When dealing with the crisis of betrayal and the overwhelming trauma symptoms that often follow, it can feel easy to be focused just on surviving the day, hour or minute you find yourself in. Stopping to think about the big picture is not first on everyone’s list of things to do in the aftermath of betrayal. However, at some point, it is important, I would even say imperative, that you do pause, take a breath and ask yourself the question, ‘is there something bigger happening here? Am I, without asking for it, in the middle of a transformative moment in my life?’
The key question is this: Is experiencing betrayal about more than pain and suffering? Is it also potentially an opportunity wrapped in a crisis? An opportunity for enormous positive changes, personal growth and transformation that only a crisis that shakes you to your core and stretches you beyond your limits can produce? Because this is a big truth about being human – it often takes significant events, circumstances and challenges that bring us to the brink to get us to leave our comfort zone and make big changes (even positive ones).
As we begin a New Year together, this is the question I want us to contemplate: is betrayal the event that, if we allow it to, will produce positive transformation in our lives beyond anything we would have thought possible? Can we become the hero of our betrayal story?

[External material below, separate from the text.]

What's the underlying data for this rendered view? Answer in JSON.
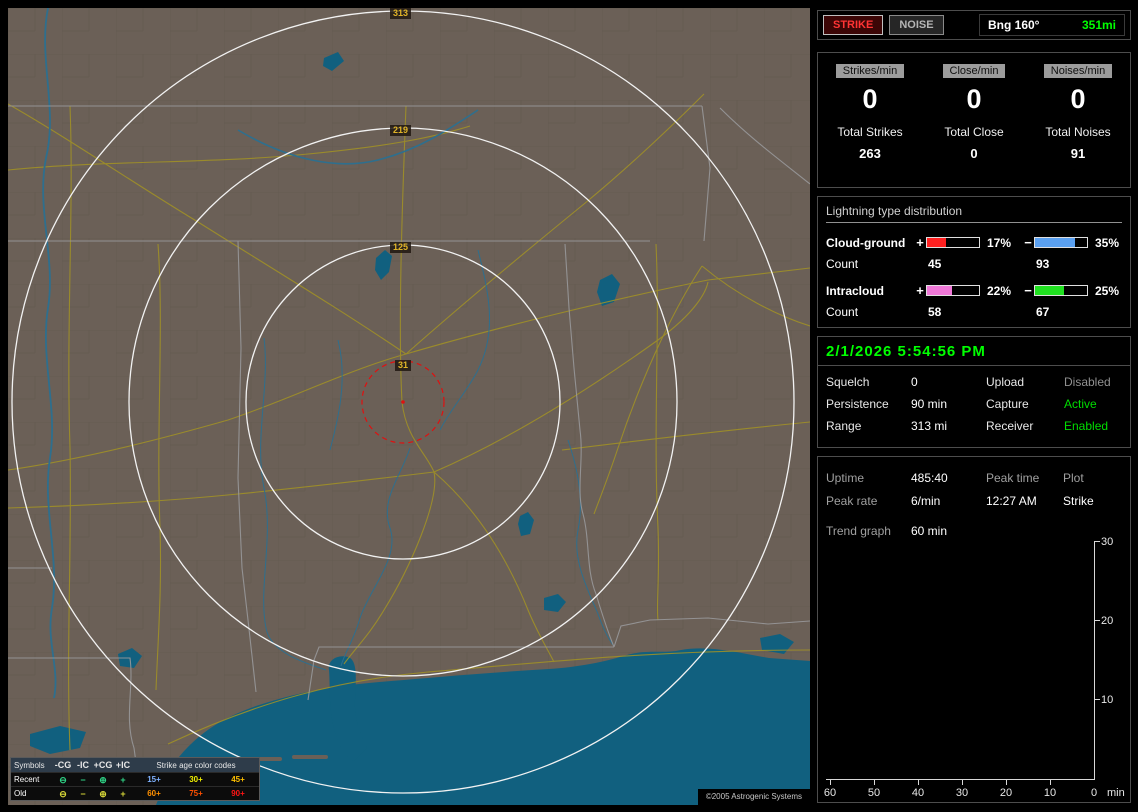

In countless fairy tales, legends and folk stories told through the ages, the individual who becomes the hero or heroine of their tale starts out as just a normal person, minding their business, living their life, just like you and I were before the tsunami of betrayal rolled in. Then in some unforeseen way, life suddenly presents them with a test. This test requires that they must make a choice. They can ignore it and stay where they are, or they can accept the challenge and venture into the unknown.
Ignoring it means giving up the benefits the test has to offer and the possibilities of it changing your life forever in wonderful ways. But you get to stay safe and life remains familiar and known. You will not have to risk losing anything. For us as betrayed partners this might look like ignoring the signs of addiction and staying in a place of blindness about what is unfolding. Or it might look like discovering betrayal and immediately filing for divorce and moving on without ever stopping to find out how we might need to grow ourselves.
The alternative to ignoring the call, is to accept that life has suddenly plopped you down at a crossroads. In one direction is the familiar, worn path that loops around on top of itself creating an endless ring. You already know this path. You know where it leads, you know what it looks like. You’ve been there time and again, going around and round.
On the other side is a new path. This one stretches out into the distance. You can’t see very far down it. It’s unclear where it leads, how long it will take to travel it and what you will encounter on the way. But this path also seems to represent opportunity. Your old path brings you back to the same place over and over again. This new path appears to at least go somewhere new and provide a chance for things to become different.
So, you stand at the crossroads and deliberate. You have not asked for this challenge; you did not want to find yourself at this fork in the road. This challenge has in many ways picked you. Nobody, and I mean nobody, volunteers to be a betrayed partner. It is a position that no one wants. Most partners are just like I was at the beginning of things; trying as hard as they can to find the quickest way out of the pain. In fact, it may be that I am just making you angry with all my talk of growth and accepting the challenge. I would have been pissed off if someone talked to me about that at the beginning too. However, eventually I needed to hear about hope and healing and freedom. I needed to understand that I was in the middle of a change process that was going to eventually be worth every dreadful, crappy, excruciating minute. Without that, I couldn’t have kept putting one foot in front of the other.
So, you stand and face a pivotal, life-altering question: will you accept the challenge? Will you go down the new road? Will you leave what you know behind and head out into the uncertain world ahead, launching yourself into the hope that this new untried journey will lead you to deliverance. You nod once to yourself, and you slowly tentatively take your first steps.
This is where it gets interesting. Next week we’ll look at how…
About the Author:
Michelle D. Mays, LPC, CSAT-S is the Founder of PartnerHope.com and the Center for Relational Recovery, an outpatient treatment center located in Northern Virginia. She has helped hundreds of betrayed partners and sexually addicted clients transform their lives and relationships. Michelle is the author of The Aftermath of Betrayal and When It All Breaks Bad and leads the field in identifying and crafting effective treatment strategies for betrayed partners.
Braving Hope is a ground-breaking coaching intensive for betrayed partners around the world. Working with Michelle will help you to move out of the devastation of betrayal, relieve your trauma symptoms and reclaim your life!